Another window into the minds of chimps and humans

Rilling et al. compare resting-state brain activity in humans and chimpanzees:

In humans, the wakeful resting condition is characterized by a default mode of brain function involving high levels of activity within a functionally connected network of brain regions. This network has recently been implicated in mental self-projection into the past, the future, or another individual's perspective. Here we use [18F]-fluorodeoxyglucose positron emission tomography imaging to assess resting-state brain activity in our closest living relative, the chimpanzee, as a potential window onto their mental world and compare these results with those of a human sample. We find that, like humans, chimpanzees show high levels of activity within default mode areas, including medial prefrontal and medial parietal cortex. Chimpanzees differ from our human sample in showing higher levels of activity in ventromedial prefrontal cortex and lower levels of activity in left-sided cortical areas involved in language and conceptual processing in humans. Our results raise the possibility that the resting state of chimpanzees involves emotionally laden episodic memory retrieval and some level of mental self-projection, albeit in the absence of language and conceptual processing.

Thursday, November 01, 2007

Our Brains on Music, and Musicophilia

Steven Pinker has called music useless, with no adaptive value. Oliver Sacks and Daniel Levitin beg to differ. I'm currently reading and enjoying Oliver Sacks' new book: Musicophilia: Tales of Music and the Brain. I'm linking you to a review of this book by Laura Garwin in the current issue of Nature that notes that our brains seem to be finely tuned to music, and asks of what use are our musical powers and passions? She also reviews Levitin's "This is Your Brain on Music: Understanding a Human Obsession." I also thoroughly enjoyed reading this book this past spring, it has a very accessible introduction of the fundamentals of music structure and brain mechanisms associated with music processing.

The hash realities

Murray et al. offer an interesting history and analysis of Cannabis use, with several interesting graphics (PDF here):
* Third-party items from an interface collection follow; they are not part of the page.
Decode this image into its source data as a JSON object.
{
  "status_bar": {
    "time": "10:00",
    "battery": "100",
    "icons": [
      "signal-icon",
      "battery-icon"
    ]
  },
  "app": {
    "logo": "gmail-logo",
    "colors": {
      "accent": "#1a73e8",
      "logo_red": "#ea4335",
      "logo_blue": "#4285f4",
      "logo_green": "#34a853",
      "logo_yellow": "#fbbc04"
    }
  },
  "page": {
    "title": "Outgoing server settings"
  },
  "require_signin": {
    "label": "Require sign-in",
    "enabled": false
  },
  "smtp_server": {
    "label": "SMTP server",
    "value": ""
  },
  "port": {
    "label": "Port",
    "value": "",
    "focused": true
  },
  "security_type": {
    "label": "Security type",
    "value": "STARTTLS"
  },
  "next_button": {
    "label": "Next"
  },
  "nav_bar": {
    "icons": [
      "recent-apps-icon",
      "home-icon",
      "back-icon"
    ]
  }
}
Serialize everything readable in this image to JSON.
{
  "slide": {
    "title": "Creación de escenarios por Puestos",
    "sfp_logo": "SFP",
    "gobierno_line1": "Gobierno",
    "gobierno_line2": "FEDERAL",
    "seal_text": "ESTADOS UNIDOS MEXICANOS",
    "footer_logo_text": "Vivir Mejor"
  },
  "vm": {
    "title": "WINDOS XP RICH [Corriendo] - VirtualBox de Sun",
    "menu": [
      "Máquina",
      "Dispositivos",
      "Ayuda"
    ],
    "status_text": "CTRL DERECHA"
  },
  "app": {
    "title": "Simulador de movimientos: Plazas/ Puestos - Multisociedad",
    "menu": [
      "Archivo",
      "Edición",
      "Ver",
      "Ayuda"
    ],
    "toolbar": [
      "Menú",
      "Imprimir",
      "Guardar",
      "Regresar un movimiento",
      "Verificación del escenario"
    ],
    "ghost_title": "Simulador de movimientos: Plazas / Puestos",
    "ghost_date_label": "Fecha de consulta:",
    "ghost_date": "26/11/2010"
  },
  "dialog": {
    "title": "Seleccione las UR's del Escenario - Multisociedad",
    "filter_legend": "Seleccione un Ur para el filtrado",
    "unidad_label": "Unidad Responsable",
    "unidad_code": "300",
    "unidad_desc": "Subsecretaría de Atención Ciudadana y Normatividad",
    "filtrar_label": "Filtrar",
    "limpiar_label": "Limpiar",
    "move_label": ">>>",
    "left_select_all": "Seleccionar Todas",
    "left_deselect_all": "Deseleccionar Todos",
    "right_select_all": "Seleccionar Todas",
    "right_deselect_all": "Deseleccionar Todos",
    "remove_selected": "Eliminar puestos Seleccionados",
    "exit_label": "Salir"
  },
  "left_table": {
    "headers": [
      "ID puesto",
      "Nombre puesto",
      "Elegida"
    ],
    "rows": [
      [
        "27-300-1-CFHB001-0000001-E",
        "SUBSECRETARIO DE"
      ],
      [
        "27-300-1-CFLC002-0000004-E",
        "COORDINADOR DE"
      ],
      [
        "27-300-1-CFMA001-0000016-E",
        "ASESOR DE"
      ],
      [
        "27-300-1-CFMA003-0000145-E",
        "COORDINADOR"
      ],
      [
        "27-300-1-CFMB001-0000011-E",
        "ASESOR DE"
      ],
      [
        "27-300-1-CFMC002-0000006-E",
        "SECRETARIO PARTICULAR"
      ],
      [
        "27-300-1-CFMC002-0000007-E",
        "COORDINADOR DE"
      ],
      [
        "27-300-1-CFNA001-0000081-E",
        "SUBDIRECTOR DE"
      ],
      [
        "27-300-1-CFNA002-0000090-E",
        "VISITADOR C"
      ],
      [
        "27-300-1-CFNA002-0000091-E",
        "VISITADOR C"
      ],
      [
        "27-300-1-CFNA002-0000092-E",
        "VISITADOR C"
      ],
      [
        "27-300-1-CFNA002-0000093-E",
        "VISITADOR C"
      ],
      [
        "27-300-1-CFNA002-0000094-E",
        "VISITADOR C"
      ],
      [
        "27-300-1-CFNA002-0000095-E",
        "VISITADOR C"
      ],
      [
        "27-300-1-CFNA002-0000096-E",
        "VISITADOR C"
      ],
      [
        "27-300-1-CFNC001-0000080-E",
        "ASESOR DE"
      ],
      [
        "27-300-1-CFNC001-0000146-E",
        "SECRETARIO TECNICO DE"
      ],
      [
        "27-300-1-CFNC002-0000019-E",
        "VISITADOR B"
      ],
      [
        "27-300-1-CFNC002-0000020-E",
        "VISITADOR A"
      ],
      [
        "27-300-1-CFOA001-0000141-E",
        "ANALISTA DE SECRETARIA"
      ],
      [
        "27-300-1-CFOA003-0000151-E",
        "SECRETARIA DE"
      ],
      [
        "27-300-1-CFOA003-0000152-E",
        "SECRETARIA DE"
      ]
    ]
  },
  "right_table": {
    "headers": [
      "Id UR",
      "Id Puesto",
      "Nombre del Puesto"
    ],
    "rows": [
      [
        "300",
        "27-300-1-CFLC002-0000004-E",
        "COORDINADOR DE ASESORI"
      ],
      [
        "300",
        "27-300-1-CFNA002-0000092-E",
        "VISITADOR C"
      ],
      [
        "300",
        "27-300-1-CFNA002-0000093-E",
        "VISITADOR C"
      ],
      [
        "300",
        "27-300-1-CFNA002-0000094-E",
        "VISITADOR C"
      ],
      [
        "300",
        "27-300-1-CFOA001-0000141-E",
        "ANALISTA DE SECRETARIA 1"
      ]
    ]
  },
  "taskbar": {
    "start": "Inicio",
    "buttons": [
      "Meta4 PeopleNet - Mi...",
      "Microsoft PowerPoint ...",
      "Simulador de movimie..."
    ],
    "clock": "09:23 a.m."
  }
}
Cannabis has been known for at least 4,000 years to have profound effects on the mind — effects that have provoked dramatically divergent attitudes towards it. Some societies have regarded cannabis as a sacred boon for mankind that offers respite from the tribulations of everyday life, whereas others have demonized it as inevitably leading to 'reefer madness'. The debate between the protagonists and prohibitionists has recently been re-ignited, but unfortunately this debate continues mainly in ignorance of our new understanding of the effects of cannabis on the brain and of studies that have quantified the extent of the risks of long-term use.